Challenge: For every hour spent online today, spend 15 minutes offline in a mindful activity – be it reading, walking, or simply observing.
Practical Steps to Achieve Thoreau’s Digital Balance
A. Mindful Technology Consumption
In a world that constantly demands our attention, setting clear boundaries can be revolutionary. Intentionality, as Thoreau demonstrated at Walden, remains key.
- Set Specific Times for Digital Engagements: Allocate particular hours for checking emails and social media. This not only structures your day but also reduces the omnipresent digital distractions.Recommendation: Commit to only checking emails three times a day: morning, post-lunch, and before signing off.
- Designate Device-Free Zones at Home: These can be sanctuaries where you reconnect with yourself and loved ones, untethered from the constant pull of technology.Suggestion: Turn the bedroom into a tech-free zone, ensuring the first and last moments of your day are serene and undisturbed.
B. Rediscovering Activities that Don’t Require Screens
There’s a vast world beyond our screens. It’s high time we re-immerse ourselves in the tactile, tangible experiences that once brought us joy.
- Reignite Past Hobbies: Journaling, reading physical books, or engaging in crafts not only keeps us occupied but also enriches our lives.Tip: Set aside an hour each weekend for these offline hobbies. They provide a rich contrast to our screen-saturated routines.
- Champion Face-to-Face Interactions: Virtual communications can’t replicate the warmth of in-person interactions.Example: Book clubs offer a splendid mix of intellectual stimulation and social interaction. Discussing literature away from screens fosters deep thinking and solidifies bonds.
C. Building a Personal Walden
Your personal Walden needn’t be a secluded cabin.
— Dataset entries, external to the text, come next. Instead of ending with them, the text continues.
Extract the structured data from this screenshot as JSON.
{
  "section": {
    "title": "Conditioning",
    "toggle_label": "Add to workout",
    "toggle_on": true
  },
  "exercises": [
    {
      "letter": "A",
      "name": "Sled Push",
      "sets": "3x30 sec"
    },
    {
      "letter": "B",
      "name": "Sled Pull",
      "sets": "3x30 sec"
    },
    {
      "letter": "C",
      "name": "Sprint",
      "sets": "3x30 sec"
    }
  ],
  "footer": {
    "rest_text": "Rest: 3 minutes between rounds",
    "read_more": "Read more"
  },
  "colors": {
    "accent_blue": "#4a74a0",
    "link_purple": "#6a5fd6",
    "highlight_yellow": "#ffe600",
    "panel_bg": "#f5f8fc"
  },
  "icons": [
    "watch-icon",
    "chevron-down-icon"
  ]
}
It’s any space where you can find solitude, reflect, and truly be with your thoughts.
- Craft Spaces for Contemplation: This can be a corner of your home, a favorite park bench, or a quiet coffee shop. It’s about finding a place that resonates with you.Advice: Dedicate 15 minutes daily for solitude in your chosen space. A moment to breathe, think, or simply be.
- Integrate Solitude into Busy Routines: Solitude isn’t an escape from life; it’s a deeper dive into it.Strategy: Incorporate micro-moments of solitude throughout your day. A five-minute morning meditation or an evening star-gazing session can work wonders.
D. Utilizing App Limitations
Smartphones come with a plethora of settings that can curtail our mindless usage. Features like “Screen Time” or “Digital Wellbeing” can be instrumental in helping us monitor and limit our daily tech consumption.
Pro Tip: Set app limits for your most-used social media platforms. You might be surprised at how much free time you discover.
E. Curating a Mindful Digital Environment
Just as Thoreau was intentional about his surroundings, we can be deliberate about our online spaces. Unsubscribe from newsletters that don’t add value. Follow content creators who inspire and educate rather than incite or instigate.
Recommendation: Do a digital declutter session once a month. Scrutinize your apps, subscriptions, and follows. Keep only what aligns with your values and intentions.